Strengthening bilateral relations between Iceland, Liechtenstein and Norway and the beneficiary countries is one of the two main objectives of the Grants. A section in the annual report is dedicated to show the extent of, and achievements reached through bilateral cooperation between public institutions, the private sectors, academia and civil society in the donor and beneficiary countries.

The EEA and Norway Grants 2014-2021 programme period was officially launched in the end of May. For this period Iceland, Liechtenstein and Norway will contribute with a total amount of €2.8 billion to reduce economic and social disparities in Europe and strengthening bilateral relations with 15 EU member states. Until 8 July, you can participate in a consultation on the priorities for the EEA and Norway Grants 2014-2021 here

The Grass is always greener on the other side

Liechtenstein has used this opportunity to strengthen its cooperation with European countries through bilateral partnerships under the EEA Grants. Last year saw an example product of those efforts when the curatorial team of Kunstverein Schichtwechsel organized an art exhibition in collaboration with the Liechtenstein Art Museum in Vaduz involving 36 artists from Liechtenstein, Iceland, Luxembourg and Montenegro with focus on the reality of small European states and how they are perceived by others, according to their webside. “The world is on the move, driven by the idea that things are better elsewhere.
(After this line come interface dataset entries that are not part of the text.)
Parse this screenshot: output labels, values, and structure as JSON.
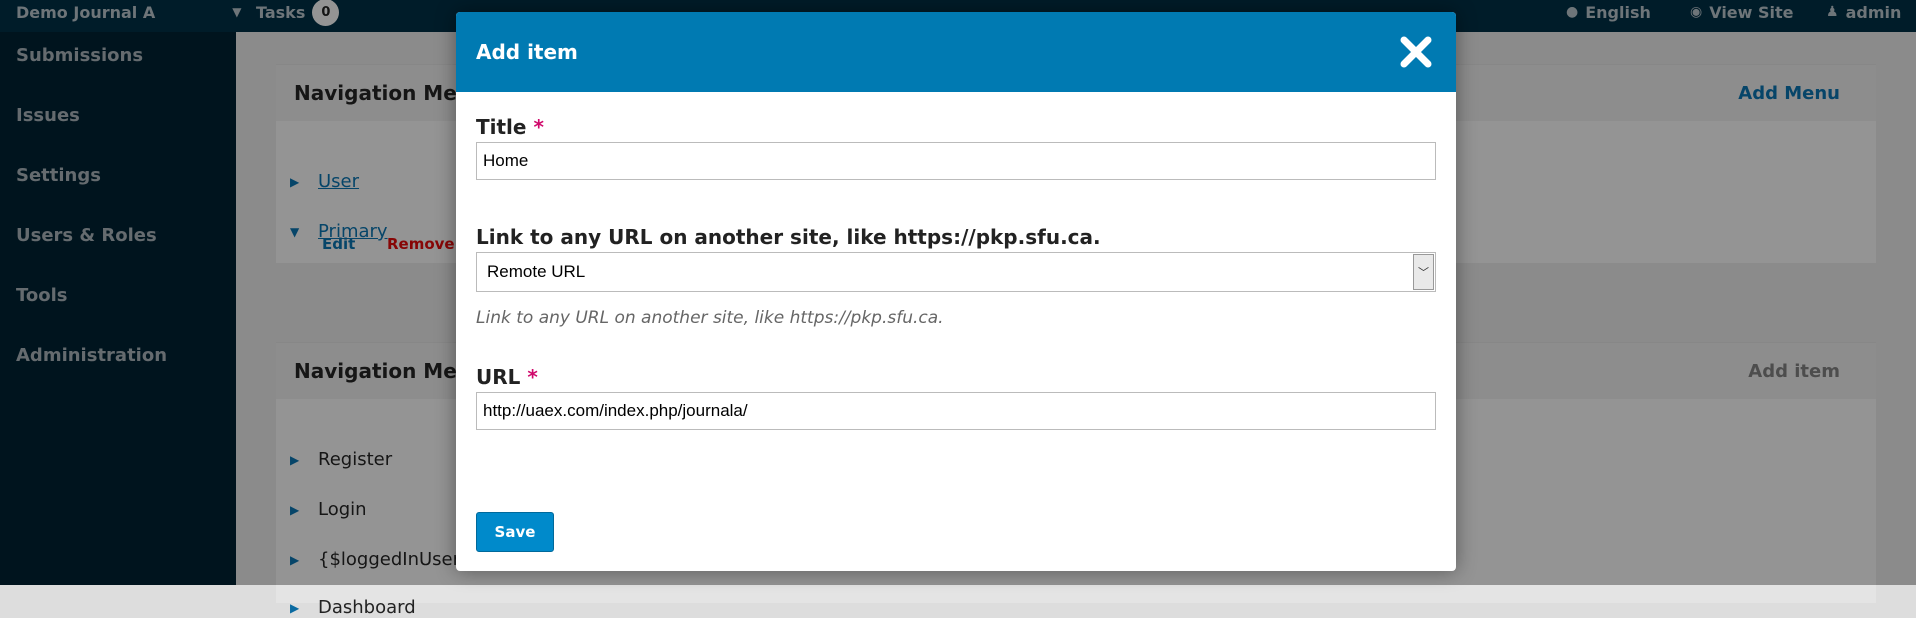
{
  "topbar": {
    "journal": "Demo Journal A",
    "tasks_label": "Tasks",
    "tasks_count": "0",
    "language": "English",
    "view_site": "View Site",
    "user": "admin"
  },
  "sidebar": {
    "items": [
      {
        "label": "Submissions"
      },
      {
        "label": "Issues"
      },
      {
        "label": "Settings"
      },
      {
        "label": "Users & Roles"
      },
      {
        "label": "Tools"
      },
      {
        "label": "Administration"
      }
    ]
  },
  "background": {
    "menus_panel": {
      "title": "Navigation Menu",
      "action": "Add Menu",
      "items": [
        "User",
        "Primary"
      ],
      "edit": "Edit",
      "remove": "Remove"
    },
    "items_panel": {
      "title": "Navigation Menu",
      "action": "Add item",
      "items": [
        "Register",
        "Login",
        "{$loggedInUserna",
        "Dashboard"
      ]
    }
  },
  "modal": {
    "title": "Add item",
    "title_label": "Title",
    "title_value": "Home",
    "type_label": "Link to any URL on another site, like https://pkp.sfu.ca.",
    "type_value": "Remote URL",
    "type_hint": "Link to any URL on another site, like https://pkp.sfu.ca.",
    "url_label": "URL",
    "url_value": "http://uaex.com/index.php/journala/",
    "required_mark": "*",
    "save": "Save"
  },
  "colors": {
    "header_blue": "#007ab2",
    "button_blue": "#008acb",
    "required": "#d00a6c",
    "remove_red": "#d00a0a"
  }
}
Some people leave their homes in search of education, work or a better life. Others travel out of interest, a thirst for adventure or to do their bit for a better world. At the exhibition “The Grass is Always Greener on the Other Side”, 36 artists aged between 25 and 45 inquired how a small state presents itself, whether it can play a model role, and what effects migration and tourism have. The aim of the show was to draw a critical comparison between the small states and, at the same time, to try to find inspiring unique features.” The collaboration was then expanded to Venice where a selection of the artists displayed works and performances at the Venice Biennale at an event called the Silver Lining, on behalf of Liechtenstein.

Image shows a performance seen through the window of Kunstmuseum Liechtenstein in July 2015 by Icelandic artist Katrín Inga Jónsdóttir.